    Results As the starting point of this study, we prospectively isolated huSCs from surgical specimens of skeletal muscle using fluorescence-activated cell sorting (FACS) to analyze cell-surface protein expression. To identify huSC surface markers, we sequentially screened known markers of mouse SCs and huSCs by analyzing extracellular protein expression in PAX7-expressing SCs associated with human muscle fiber explants (Figure S1A). Like mouse SCs, huSCs expressed β1-integrin (ITGB1), but did not express the endothelial marker CD31 or the hematopoietic marker CD45 (Sherwood et al., 2004). We observed that huSCs, in contrast to mouse SCs (Montarras et al., 2005; Sherwood et al., 2004), did not express detectable CD34. Furthermore, we found that the epidermal growth factor receptor (EGFR), which is expressed by mouse SCs (Golding et al., 2007) and exhibits a rapid decrease in expression early in the process of differentiation (Leroy et al., 2013), also was expressed by human fiber-associated SCs. Taken together, our studies defined huSCs as CD34−CD31−CD45− cells that can be further specified as a population that expresses ITGB1 and EGFR (Figures 1A and S1A). Using this surface protein signature, huSCs could be prospectively isolated from all muscles tested, including latissimus dorsi, serratus anterior, and rectus abdominis (Figure S1B). To analyze the purity of cells within the putative huSC population, we quantified the percentage of cells expressing PAX7 (Figure 1B), which serves as a marker of huSCs. This analysis revealed that 96% ± 2% (n = 8) of cells in the huSC population express PAX7 (Figure 1B), while no PAX7-expressing cells were observed in the remaining huSC-depleted population, which consisted of all cells expressing CD34, CD31, or CD45 (Figure S1C). These data indicate that the sorting strategy highly enriches myogenic cells.
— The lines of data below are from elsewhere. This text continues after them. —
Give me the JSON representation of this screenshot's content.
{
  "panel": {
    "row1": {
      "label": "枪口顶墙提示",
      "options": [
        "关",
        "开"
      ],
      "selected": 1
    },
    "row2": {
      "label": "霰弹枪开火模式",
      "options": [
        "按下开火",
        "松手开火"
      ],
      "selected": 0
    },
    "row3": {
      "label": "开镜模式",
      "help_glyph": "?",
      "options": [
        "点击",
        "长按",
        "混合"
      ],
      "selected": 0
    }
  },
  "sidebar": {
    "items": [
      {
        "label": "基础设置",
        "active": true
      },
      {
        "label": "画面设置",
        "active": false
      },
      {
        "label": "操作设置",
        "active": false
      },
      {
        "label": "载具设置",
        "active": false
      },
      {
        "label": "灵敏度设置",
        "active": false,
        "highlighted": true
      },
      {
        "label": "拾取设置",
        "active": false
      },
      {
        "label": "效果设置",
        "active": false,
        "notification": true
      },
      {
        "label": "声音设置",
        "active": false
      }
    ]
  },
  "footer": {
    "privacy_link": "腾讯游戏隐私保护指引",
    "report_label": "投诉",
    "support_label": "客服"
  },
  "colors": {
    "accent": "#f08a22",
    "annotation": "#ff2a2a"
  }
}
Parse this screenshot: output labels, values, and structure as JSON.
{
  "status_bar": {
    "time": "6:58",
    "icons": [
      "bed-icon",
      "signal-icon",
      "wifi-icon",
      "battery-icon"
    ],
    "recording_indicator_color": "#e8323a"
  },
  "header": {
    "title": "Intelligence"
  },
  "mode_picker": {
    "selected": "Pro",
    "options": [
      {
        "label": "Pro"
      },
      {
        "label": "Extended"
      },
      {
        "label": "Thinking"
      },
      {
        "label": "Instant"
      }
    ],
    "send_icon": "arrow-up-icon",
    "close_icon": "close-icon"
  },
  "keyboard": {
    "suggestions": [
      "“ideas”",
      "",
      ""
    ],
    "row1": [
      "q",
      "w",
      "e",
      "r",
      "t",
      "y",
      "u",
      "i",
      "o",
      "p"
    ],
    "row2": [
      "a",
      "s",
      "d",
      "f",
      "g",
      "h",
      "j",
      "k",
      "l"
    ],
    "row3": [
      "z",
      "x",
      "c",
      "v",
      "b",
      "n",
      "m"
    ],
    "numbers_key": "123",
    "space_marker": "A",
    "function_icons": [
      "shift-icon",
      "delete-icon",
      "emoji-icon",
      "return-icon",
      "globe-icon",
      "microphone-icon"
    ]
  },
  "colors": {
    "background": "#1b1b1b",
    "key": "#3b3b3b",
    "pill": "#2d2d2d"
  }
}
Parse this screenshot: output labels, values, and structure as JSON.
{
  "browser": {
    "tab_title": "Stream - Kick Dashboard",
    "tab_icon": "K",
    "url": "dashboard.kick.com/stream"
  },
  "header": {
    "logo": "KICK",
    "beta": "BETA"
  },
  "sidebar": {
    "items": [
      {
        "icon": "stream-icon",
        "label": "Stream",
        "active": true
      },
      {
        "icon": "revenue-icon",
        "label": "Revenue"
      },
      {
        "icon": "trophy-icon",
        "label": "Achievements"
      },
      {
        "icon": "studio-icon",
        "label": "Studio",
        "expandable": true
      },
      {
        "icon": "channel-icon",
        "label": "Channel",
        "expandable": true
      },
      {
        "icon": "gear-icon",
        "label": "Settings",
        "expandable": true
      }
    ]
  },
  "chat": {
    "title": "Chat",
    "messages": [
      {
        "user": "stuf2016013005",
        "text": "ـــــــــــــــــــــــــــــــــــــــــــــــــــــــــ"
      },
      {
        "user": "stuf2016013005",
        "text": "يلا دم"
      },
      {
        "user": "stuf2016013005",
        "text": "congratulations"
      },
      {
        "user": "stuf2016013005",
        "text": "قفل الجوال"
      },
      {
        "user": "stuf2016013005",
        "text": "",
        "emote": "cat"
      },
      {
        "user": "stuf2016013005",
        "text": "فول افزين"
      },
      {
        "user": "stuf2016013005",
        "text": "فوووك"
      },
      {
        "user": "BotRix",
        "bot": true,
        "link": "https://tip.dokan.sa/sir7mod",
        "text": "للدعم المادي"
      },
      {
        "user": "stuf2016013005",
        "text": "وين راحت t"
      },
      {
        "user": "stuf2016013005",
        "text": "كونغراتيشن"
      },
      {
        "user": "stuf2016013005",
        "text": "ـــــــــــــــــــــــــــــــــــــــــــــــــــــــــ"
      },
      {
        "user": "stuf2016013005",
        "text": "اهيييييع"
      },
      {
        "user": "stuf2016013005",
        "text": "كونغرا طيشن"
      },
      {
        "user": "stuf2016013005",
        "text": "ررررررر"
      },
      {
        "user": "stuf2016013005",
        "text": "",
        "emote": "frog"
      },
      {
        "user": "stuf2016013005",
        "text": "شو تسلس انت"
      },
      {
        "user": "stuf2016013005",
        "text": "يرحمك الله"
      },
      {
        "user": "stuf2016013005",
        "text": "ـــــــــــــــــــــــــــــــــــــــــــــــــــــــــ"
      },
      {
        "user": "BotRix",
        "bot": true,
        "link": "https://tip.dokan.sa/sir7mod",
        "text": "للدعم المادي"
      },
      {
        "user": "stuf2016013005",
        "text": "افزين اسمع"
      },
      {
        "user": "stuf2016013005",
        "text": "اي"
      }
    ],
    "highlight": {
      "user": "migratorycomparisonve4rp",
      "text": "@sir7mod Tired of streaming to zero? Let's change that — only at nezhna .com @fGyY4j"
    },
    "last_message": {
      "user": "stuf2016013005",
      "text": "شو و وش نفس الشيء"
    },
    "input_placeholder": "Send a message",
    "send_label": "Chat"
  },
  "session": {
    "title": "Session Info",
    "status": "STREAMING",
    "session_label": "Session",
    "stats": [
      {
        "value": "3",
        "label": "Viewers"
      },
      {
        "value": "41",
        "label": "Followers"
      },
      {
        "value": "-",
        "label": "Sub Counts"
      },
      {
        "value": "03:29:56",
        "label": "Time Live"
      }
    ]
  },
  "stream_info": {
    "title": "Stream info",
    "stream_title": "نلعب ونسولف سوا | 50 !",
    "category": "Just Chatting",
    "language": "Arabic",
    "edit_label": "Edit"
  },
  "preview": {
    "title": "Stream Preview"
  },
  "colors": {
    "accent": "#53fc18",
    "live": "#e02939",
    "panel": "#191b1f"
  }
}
As an additional analysis of the myogenic identity of the sorted cell populations, single-cell-derived clones were analyzed for expression of myogenic genes (Figure S1D). Although 100% of cells in the putative huSC-derived population yielded clones that expressed PAX7, no PAX7-expressing clones were derived from the remaining huSC-depleted cells. The myogenic identity of purified huSCs also was evaluated by analyzing the expression of a suite of myogenic transcription factors relative to huSC-depleted cells (Figure 1C). In this analysis, cultured huSCs expressed significantly more PAX7, PAX3, MYF5, MYOD, MYOG, and MEF2C than the remaining huSC-depleted population. We also observed that a subset of activated huSC progeny fused to form multinucleate myotubes when cultured to ∼90% confluency (Figure S1E). In contrast, the huSC-depleted population of cells grown under the same conditions did not exhibit signs of myogenesis in culture (Figure S1F), further indicating that the purification strategy efficiently enriches myogenic cells.